If a line in the data holds the string "issue", list it.

-=-=-

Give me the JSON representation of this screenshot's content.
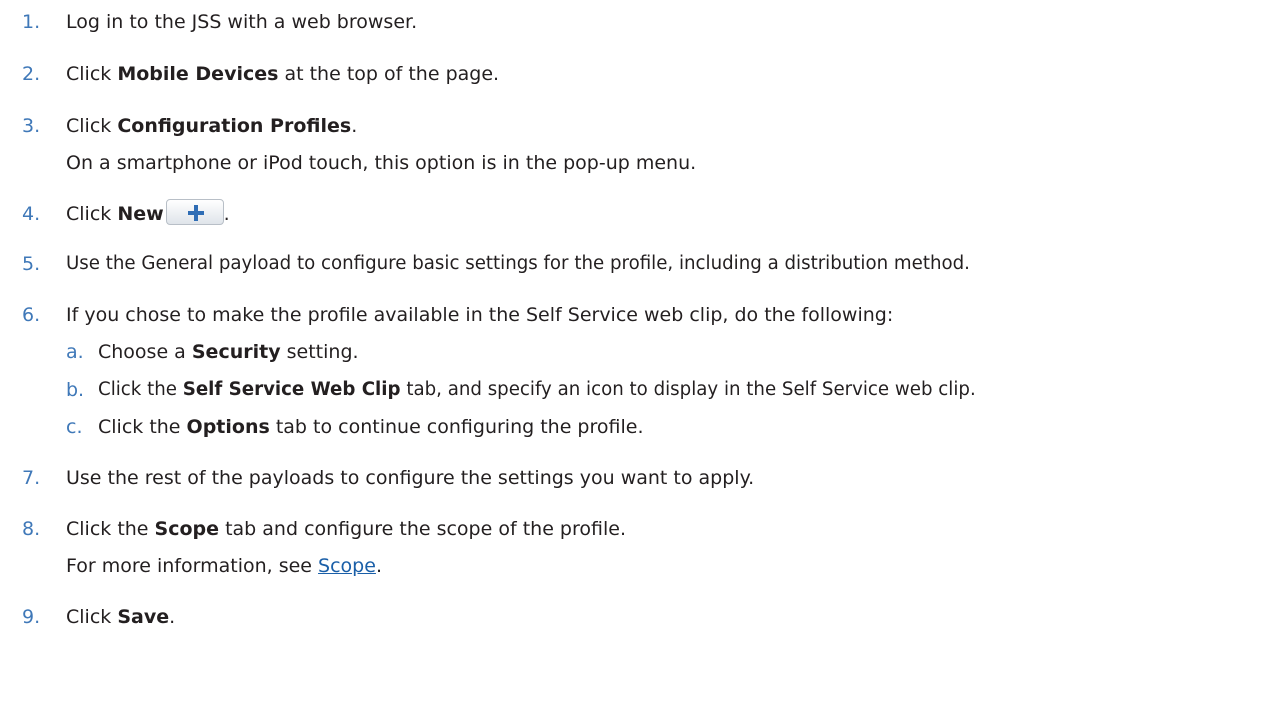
{
  "steps": [
    {
      "num": "1.",
      "parts": [
        "Log in to the JSS with a web browser."
      ]
    },
    {
      "num": "2.",
      "parts": [
        "Click ",
        "Mobile Devices",
        " at the top of the page."
      ]
    },
    {
      "num": "3.",
      "parts": [
        "Click ",
        "Configuration Profiles",
        "."
      ],
      "note": "On a smartphone or iPod touch, this option is in the pop-up menu."
    },
    {
      "num": "4.",
      "parts": [
        "Click ",
        "New",
        "."
      ]
    },
    {
      "num": "5.",
      "parts": [
        "Use the General payload to configure basic settings for the profile, including a distribution method."
      ]
    },
    {
      "num": "6.",
      "parts": [
        "If you chose to make the profile available in the Self Service web clip, do the following:"
      ],
      "substeps": [
        {
          "num": "a.",
          "parts": [
            "Choose a ",
            "Security",
            " setting."
          ]
        },
        {
          "num": "b.",
          "parts": [
            "Click the ",
            "Self Service Web Clip",
            " tab, and specify an icon to display in the Self Service web clip."
          ]
        },
        {
          "num": "c.",
          "parts": [
            "Click the ",
            "Options",
            " tab to continue configuring the profile."
          ]
        }
      ]
    },
    {
      "num": "7.",
      "parts": [
        "Use the rest of the payloads to configure the settings you want to apply."
      ]
    },
    {
      "num": "8.",
      "parts": [
        "Click the ",
        "Scope",
        " tab and configure the scope of the profile."
      ],
      "note_parts": [
        "For more information, see ",
        "Scope",
        "."
      ]
    },
    {
      "num": "9.",
      "parts": [
        "Click ",
        "Save",
        "."
      ]
    }
  ]
}
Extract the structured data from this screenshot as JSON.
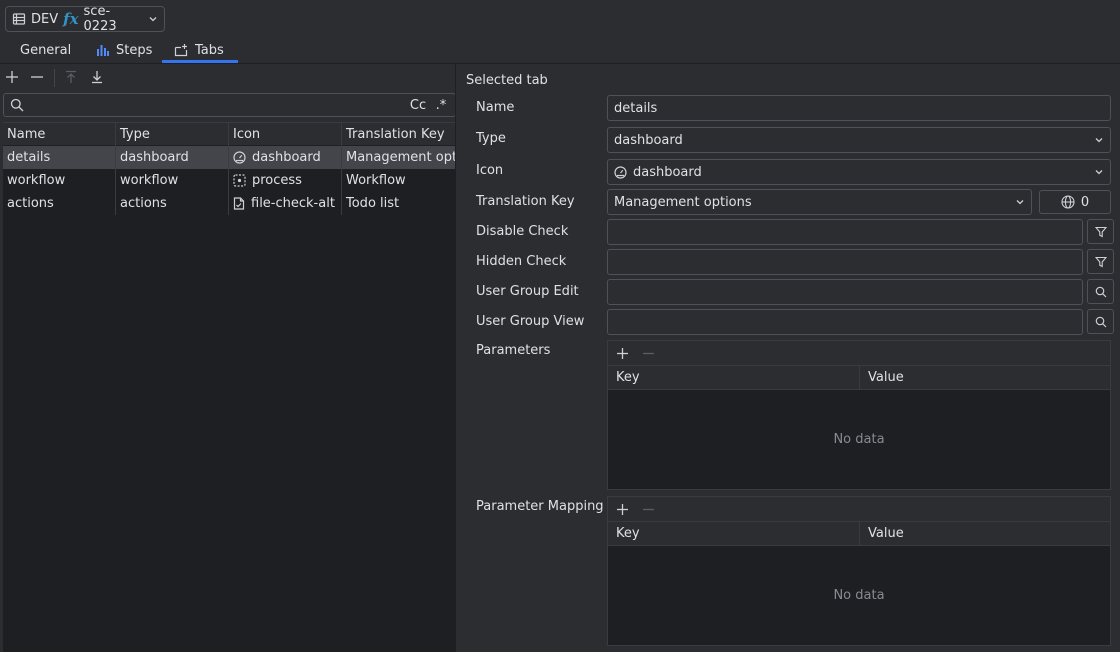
{
  "selector": {
    "env": "DEV",
    "fx": "fx",
    "name": "sce-0223"
  },
  "tabs": [
    {
      "label": "General"
    },
    {
      "label": "Steps"
    },
    {
      "label": "Tabs"
    }
  ],
  "search": {
    "value": "",
    "placeholder": "",
    "case_toggle": "Cc",
    "regex_toggle": ".*"
  },
  "tab_list": {
    "columns": [
      "Name",
      "Type",
      "Icon",
      "Translation Key"
    ],
    "rows": [
      {
        "name": "details",
        "type": "dashboard",
        "icon": "dashboard",
        "translation_key": "Management opt",
        "selected": true
      },
      {
        "name": "workflow",
        "type": "workflow",
        "icon": "process",
        "translation_key": "Workflow",
        "selected": false
      },
      {
        "name": "actions",
        "type": "actions",
        "icon": "file-check-alt",
        "translation_key": "Todo list",
        "selected": false
      }
    ]
  },
  "form": {
    "section_title": "Selected tab",
    "name": {
      "label": "Name",
      "value": "details"
    },
    "type": {
      "label": "Type",
      "value": "dashboard"
    },
    "icon": {
      "label": "Icon",
      "value": "dashboard"
    },
    "translation_key": {
      "label": "Translation Key",
      "value": "Management options",
      "count": "0"
    },
    "disable_check": {
      "label": "Disable Check",
      "value": ""
    },
    "hidden_check": {
      "label": "Hidden Check",
      "value": ""
    },
    "user_group_edit": {
      "label": "User Group Edit",
      "value": ""
    },
    "user_group_view": {
      "label": "User Group View",
      "value": ""
    },
    "parameters": {
      "label": "Parameters",
      "key_header": "Key",
      "value_header": "Value",
      "empty_text": "No data"
    },
    "parameter_mapping": {
      "label": "Parameter Mapping",
      "key_header": "Key",
      "value_header": "Value",
      "empty_text": "No data"
    }
  },
  "colors": {
    "background": "#2b2d30",
    "panel_dark": "#1e1f22",
    "accent": "#3574f0",
    "fx_blue": "#3592c4",
    "selected_row": "#43454a"
  }
}
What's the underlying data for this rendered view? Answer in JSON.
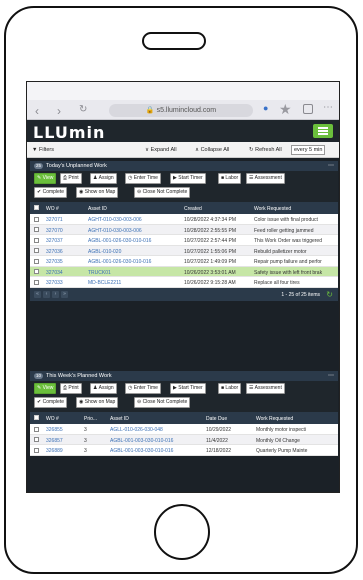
{
  "browser": {
    "url": "s5.llumincloud.com"
  },
  "app": {
    "logo": "LLUmin"
  },
  "toolbar": {
    "filters": "Filters",
    "expand_all": "Expand All",
    "collapse_all": "Collapse All",
    "refresh_all": "Refresh All",
    "refresh_interval": "every 5 min"
  },
  "panel1": {
    "badge": "25",
    "title": "Today's Unplanned Work",
    "buttons": [
      "View",
      "Print",
      "Assign",
      "Enter Time",
      "Start Timer",
      "Labor",
      "Assessment"
    ],
    "buttons2": [
      "Complete",
      "Show on Map",
      "Close Not Complete"
    ],
    "columns": [
      "WO #",
      "Asset ID",
      "Created",
      "Work Requested"
    ],
    "rows": [
      {
        "wo": "327071",
        "asset": "AGHT-010-030-003-006",
        "created": "10/28/2022 4:37:34 PM",
        "work": "Color issue with final product"
      },
      {
        "wo": "327070",
        "asset": "AGHT-010-030-003-006",
        "created": "10/28/2022 2:55:55 PM",
        "work": "Feed roller getting jammed"
      },
      {
        "wo": "327037",
        "asset": "AGBL-001-026-030-010-016",
        "created": "10/27/2022 2:57:44 PM",
        "work": "This Work Order was triggered"
      },
      {
        "wo": "327036",
        "asset": "AGBL-010-020",
        "created": "10/27/2022 1:55:06 PM",
        "work": "Rebuild palletizer motor"
      },
      {
        "wo": "327035",
        "asset": "AGBL-001-026-030-010-016",
        "created": "10/27/2022 1:49:09 PM",
        "work": "Repair pump failure and perfor"
      },
      {
        "wo": "327034",
        "asset": "TRUCK01",
        "created": "10/26/2022 3:53:01 AM",
        "work": "Safety issue with left front brak"
      },
      {
        "wo": "327033",
        "asset": "MD-BCLE2211",
        "created": "10/26/2022 9:15:28 AM",
        "work": "Replace all four tires"
      }
    ],
    "pager_text": "1 - 25 of 25 items"
  },
  "panel2": {
    "badge": "10",
    "title": "This Week's Planned Work",
    "buttons": [
      "View",
      "Print",
      "Assign",
      "Enter Time",
      "Start Timer",
      "Labor",
      "Assessment"
    ],
    "buttons2": [
      "Complete",
      "Show on Map",
      "Close Not Complete"
    ],
    "columns": [
      "WO #",
      "Prio...",
      "Asset ID",
      "Date Due",
      "Work Requested"
    ],
    "rows": [
      {
        "wo": "326855",
        "prio": "3",
        "asset": "AGLL-010-026-030-048",
        "due": "10/29/2022",
        "work": "Monthly motor inspecti"
      },
      {
        "wo": "326857",
        "prio": "3",
        "asset": "AGBL-001-003-030-010-016",
        "due": "11/4/2022",
        "work": "Monthly Oil Change"
      },
      {
        "wo": "326889",
        "prio": "3",
        "asset": "AGBL-001-003-030-010-016",
        "due": "12/18/2022",
        "work": "Quarterly Pump Mainte"
      }
    ]
  },
  "colors": {
    "accent": "#6bbf3c",
    "header": "#2b3a4a",
    "selected": "#c6e6a6"
  }
}
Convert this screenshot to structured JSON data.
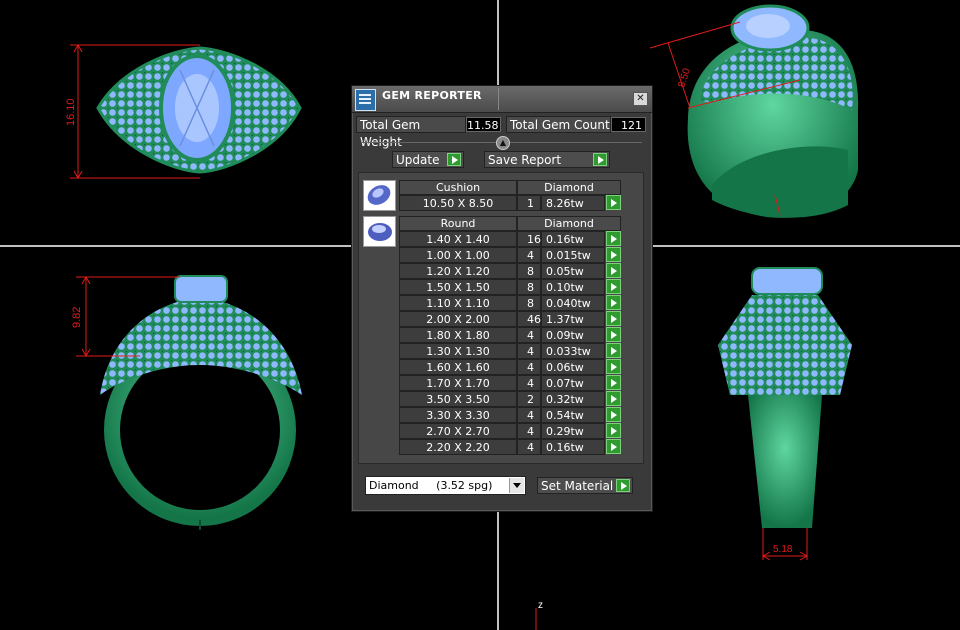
{
  "viewport": {
    "background": "#000000",
    "axis_color": "#ffffff",
    "metal_color": "#1f8c5a",
    "gem_color": "#8fb8ff",
    "dimension_color": "#e11b1b",
    "dimensions": {
      "top_view_height": "16.10",
      "front_view_height": "9.82",
      "side_view_width": "5.18",
      "perspective_label": "8.50",
      "z_axis_label": "z"
    }
  },
  "dialog": {
    "title": "GEM REPORTER",
    "close_icon": "close-icon",
    "total_weight_label": "Total Gem Weight",
    "total_weight_value": "11.58",
    "total_count_label": "Total Gem Count",
    "total_count_value": "121",
    "update_label": "Update",
    "save_label": "Save Report",
    "groups": [
      {
        "shape": "Cushion",
        "material": "Diamond",
        "icon": "cushion-gem-icon",
        "rows": [
          {
            "size": "10.50 X 8.50",
            "count": "1",
            "weight": "8.26tw"
          }
        ]
      },
      {
        "shape": "Round",
        "material": "Diamond",
        "icon": "round-gem-icon",
        "rows": [
          {
            "size": "1.40 X 1.40",
            "count": "16",
            "weight": "0.16tw"
          },
          {
            "size": "1.00 X 1.00",
            "count": "4",
            "weight": "0.015tw"
          },
          {
            "size": "1.20 X 1.20",
            "count": "8",
            "weight": "0.05tw"
          },
          {
            "size": "1.50 X 1.50",
            "count": "8",
            "weight": "0.10tw"
          },
          {
            "size": "1.10 X 1.10",
            "count": "8",
            "weight": "0.040tw"
          },
          {
            "size": "2.00 X 2.00",
            "count": "46",
            "weight": "1.37tw"
          },
          {
            "size": "1.80 X 1.80",
            "count": "4",
            "weight": "0.09tw"
          },
          {
            "size": "1.30 X 1.30",
            "count": "4",
            "weight": "0.033tw"
          },
          {
            "size": "1.60 X 1.60",
            "count": "4",
            "weight": "0.06tw"
          },
          {
            "size": "1.70 X 1.70",
            "count": "4",
            "weight": "0.07tw"
          },
          {
            "size": "3.50 X 3.50",
            "count": "2",
            "weight": "0.32tw"
          },
          {
            "size": "3.30 X 3.30",
            "count": "4",
            "weight": "0.54tw"
          },
          {
            "size": "2.70 X 2.70",
            "count": "4",
            "weight": "0.29tw"
          },
          {
            "size": "2.20 X 2.20",
            "count": "4",
            "weight": "0.16tw"
          }
        ]
      }
    ],
    "material_select_value": "Diamond     (3.52 spg)",
    "set_material_label": "Set Material"
  }
}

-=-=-

* RESULT OF THE TASK *
        "work": "Color issue with final product"
        "work": "Safety issue with left front brak"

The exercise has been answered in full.